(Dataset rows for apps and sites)

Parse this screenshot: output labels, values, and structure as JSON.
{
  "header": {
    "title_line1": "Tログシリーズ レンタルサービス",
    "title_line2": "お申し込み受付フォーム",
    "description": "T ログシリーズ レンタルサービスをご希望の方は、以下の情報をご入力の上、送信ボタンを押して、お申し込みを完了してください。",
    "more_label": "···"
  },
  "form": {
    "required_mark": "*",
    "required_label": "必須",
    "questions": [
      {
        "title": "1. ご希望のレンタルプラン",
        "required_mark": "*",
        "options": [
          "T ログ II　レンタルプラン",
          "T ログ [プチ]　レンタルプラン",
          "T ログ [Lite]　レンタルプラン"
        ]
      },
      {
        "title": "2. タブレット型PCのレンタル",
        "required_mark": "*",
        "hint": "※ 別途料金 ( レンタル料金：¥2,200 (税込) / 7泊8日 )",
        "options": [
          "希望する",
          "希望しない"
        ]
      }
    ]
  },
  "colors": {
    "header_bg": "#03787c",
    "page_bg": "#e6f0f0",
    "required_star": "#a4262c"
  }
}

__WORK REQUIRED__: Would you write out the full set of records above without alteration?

__SOLUTION FOR THIS PROBLEM__:
Parse this screenshot: output labels, values, and structure as JSON.
{
  "header": {
    "title_line1": "Tログシリーズ レンタルサービス",
    "title_line2": "お申し込み受付フォーム",
    "description": "T ログシリーズ レンタルサービスをご希望の方は、以下の情報をご入力の上、送信ボタンを押して、お申し込みを完了してください。",
    "more_label": "···"
  },
  "form": {
    "required_mark": "*",
    "required_label": "必須",
    "questions": [
      {
        "title": "1. ご希望のレンタルプラン",
        "required_mark": "*",
        "options": [
          "T ログ II　レンタルプラン",
          "T ログ [プチ]　レンタルプラン",
          "T ログ [Lite]　レンタルプラン"
        ]
      },
      {
        "title": "2. タブレット型PCのレンタル",
        "required_mark": "*",
        "hint": "※ 別途料金 ( レンタル料金：¥2,200 (税込) / 7泊8日 )",
        "options": [
          "希望する",
          "希望しない"
        ]
      }
    ]
  },
  "colors": {
    "header_bg": "#03787c",
    "page_bg": "#e6f0f0",
    "required_star": "#a4262c"
  }
}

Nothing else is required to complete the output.